[Dataset rows for apps and sites]
━━━
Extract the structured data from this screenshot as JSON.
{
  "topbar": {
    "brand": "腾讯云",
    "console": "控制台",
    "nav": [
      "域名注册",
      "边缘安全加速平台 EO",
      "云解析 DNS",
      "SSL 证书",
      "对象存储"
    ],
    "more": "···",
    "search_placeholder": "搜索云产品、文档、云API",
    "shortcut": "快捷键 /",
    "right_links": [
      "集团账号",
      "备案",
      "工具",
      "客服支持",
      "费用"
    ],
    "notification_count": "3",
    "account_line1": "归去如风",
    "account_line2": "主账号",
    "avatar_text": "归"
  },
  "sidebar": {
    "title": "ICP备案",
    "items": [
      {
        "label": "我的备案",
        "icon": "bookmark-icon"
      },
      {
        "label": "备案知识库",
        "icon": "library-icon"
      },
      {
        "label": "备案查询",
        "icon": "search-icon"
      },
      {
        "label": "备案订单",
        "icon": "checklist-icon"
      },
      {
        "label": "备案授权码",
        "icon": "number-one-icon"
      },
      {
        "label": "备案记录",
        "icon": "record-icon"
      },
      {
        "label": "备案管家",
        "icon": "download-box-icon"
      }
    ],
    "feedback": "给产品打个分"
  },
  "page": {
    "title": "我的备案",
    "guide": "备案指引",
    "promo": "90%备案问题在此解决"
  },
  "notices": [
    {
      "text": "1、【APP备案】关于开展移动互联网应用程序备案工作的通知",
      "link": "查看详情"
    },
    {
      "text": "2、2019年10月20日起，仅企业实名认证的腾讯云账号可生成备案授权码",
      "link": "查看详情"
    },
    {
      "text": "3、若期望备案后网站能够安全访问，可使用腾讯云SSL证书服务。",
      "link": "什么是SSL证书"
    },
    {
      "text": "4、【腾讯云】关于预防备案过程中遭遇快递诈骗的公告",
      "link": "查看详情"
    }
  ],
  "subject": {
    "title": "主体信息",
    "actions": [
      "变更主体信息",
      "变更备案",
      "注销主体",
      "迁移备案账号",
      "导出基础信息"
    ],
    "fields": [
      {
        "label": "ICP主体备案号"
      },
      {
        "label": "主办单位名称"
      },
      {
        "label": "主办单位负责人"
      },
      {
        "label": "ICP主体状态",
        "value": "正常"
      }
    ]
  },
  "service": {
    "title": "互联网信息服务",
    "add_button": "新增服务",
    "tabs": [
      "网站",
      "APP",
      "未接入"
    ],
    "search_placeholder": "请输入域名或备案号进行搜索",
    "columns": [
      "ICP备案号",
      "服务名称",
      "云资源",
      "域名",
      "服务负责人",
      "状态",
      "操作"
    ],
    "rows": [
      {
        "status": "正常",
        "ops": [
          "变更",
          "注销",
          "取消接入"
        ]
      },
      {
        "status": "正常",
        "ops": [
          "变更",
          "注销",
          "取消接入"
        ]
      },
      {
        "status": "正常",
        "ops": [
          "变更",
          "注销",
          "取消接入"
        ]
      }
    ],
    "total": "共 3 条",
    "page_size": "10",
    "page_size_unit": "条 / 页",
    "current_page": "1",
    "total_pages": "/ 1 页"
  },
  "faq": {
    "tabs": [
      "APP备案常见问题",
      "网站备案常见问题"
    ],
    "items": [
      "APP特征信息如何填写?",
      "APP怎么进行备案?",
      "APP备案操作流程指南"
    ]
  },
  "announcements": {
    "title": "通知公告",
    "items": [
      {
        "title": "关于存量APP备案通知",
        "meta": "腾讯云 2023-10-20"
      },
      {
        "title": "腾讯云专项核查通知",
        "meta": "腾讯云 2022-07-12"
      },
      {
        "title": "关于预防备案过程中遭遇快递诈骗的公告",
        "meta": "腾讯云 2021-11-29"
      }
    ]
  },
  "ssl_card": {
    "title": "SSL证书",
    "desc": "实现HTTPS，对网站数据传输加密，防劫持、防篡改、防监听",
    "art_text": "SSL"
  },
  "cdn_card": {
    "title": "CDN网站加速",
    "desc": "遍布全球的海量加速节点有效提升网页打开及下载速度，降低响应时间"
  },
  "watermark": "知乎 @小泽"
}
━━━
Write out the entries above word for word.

• Solved exercise:
Extract the structured data from this screenshot as JSON.
{
  "topbar": {
    "brand": "腾讯云",
    "console": "控制台",
    "nav": [
      "域名注册",
      "边缘安全加速平台 EO",
      "云解析 DNS",
      "SSL 证书",
      "对象存储"
    ],
    "more": "···",
    "search_placeholder": "搜索云产品、文档、云API",
    "shortcut": "快捷键 /",
    "right_links": [
      "集团账号",
      "备案",
      "工具",
      "客服支持",
      "费用"
    ],
    "notification_count": "3",
    "account_line1": "归去如风",
    "account_line2": "主账号",
    "avatar_text": "归"
  },
  "sidebar": {
    "title": "ICP备案",
    "items": [
      {
        "label": "我的备案",
        "icon": "bookmark-icon"
      },
      {
        "label": "备案知识库",
        "icon": "library-icon"
      },
      {
        "label": "备案查询",
        "icon": "search-icon"
      },
      {
        "label": "备案订单",
        "icon": "checklist-icon"
      },
      {
        "label": "备案授权码",
        "icon": "number-one-icon"
      },
      {
        "label": "备案记录",
        "icon": "record-icon"
      },
      {
        "label": "备案管家",
        "icon": "download-box-icon"
      }
    ],
    "feedback": "给产品打个分"
  },
  "page": {
    "title": "我的备案",
    "guide": "备案指引",
    "promo": "90%备案问题在此解决"
  },
  "notices": [
    {
      "text": "1、【APP备案】关于开展移动互联网应用程序备案工作的通知",
      "link": "查看详情"
    },
    {
      "text": "2、2019年10月20日起，仅企业实名认证的腾讯云账号可生成备案授权码",
      "link": "查看详情"
    },
    {
      "text": "3、若期望备案后网站能够安全访问，可使用腾讯云SSL证书服务。",
      "link": "什么是SSL证书"
    },
    {
      "text": "4、【腾讯云】关于预防备案过程中遭遇快递诈骗的公告",
      "link": "查看详情"
    }
  ],
  "subject": {
    "title": "主体信息",
    "actions": [
      "变更主体信息",
      "变更备案",
      "注销主体",
      "迁移备案账号",
      "导出基础信息"
    ],
    "fields": [
      {
        "label": "ICP主体备案号"
      },
      {
        "label": "主办单位名称"
      },
      {
        "label": "主办单位负责人"
      },
      {
        "label": "ICP主体状态",
        "value": "正常"
      }
    ]
  },
  "service": {
    "title": "互联网信息服务",
    "add_button": "新增服务",
    "tabs": [
      "网站",
      "APP",
      "未接入"
    ],
    "search_placeholder": "请输入域名或备案号进行搜索",
    "columns": [
      "ICP备案号",
      "服务名称",
      "云资源",
      "域名",
      "服务负责人",
      "状态",
      "操作"
    ],
    "rows": [
      {
        "status": "正常",
        "ops": [
          "变更",
          "注销",
          "取消接入"
        ]
      },
      {
        "status": "正常",
        "ops": [
          "变更",
          "注销",
          "取消接入"
        ]
      },
      {
        "status": "正常",
        "ops": [
          "变更",
          "注销",
          "取消接入"
        ]
      }
    ],
    "total": "共 3 条",
    "page_size": "10",
    "page_size_unit": "条 / 页",
    "current_page": "1",
    "total_pages": "/ 1 页"
  },
  "faq": {
    "tabs": [
      "APP备案常见问题",
      "网站备案常见问题"
    ],
    "items": [
      "APP特征信息如何填写?",
      "APP怎么进行备案?",
      "APP备案操作流程指南"
    ]
  },
  "announcements": {
    "title": "通知公告",
    "items": [
      {
        "title": "关于存量APP备案通知",
        "meta": "腾讯云 2023-10-20"
      },
      {
        "title": "腾讯云专项核查通知",
        "meta": "腾讯云 2022-07-12"
      },
      {
        "title": "关于预防备案过程中遭遇快递诈骗的公告",
        "meta": "腾讯云 2021-11-29"
      }
    ]
  },
  "ssl_card": {
    "title": "SSL证书",
    "desc": "实现HTTPS，对网站数据传输加密，防劫持、防篡改、防监听",
    "art_text": "SSL"
  },
  "cdn_card": {
    "title": "CDN网站加速",
    "desc": "遍布全球的海量加速节点有效提升网页打开及下载速度，降低响应时间"
  },
  "watermark": "知乎 @小泽"
}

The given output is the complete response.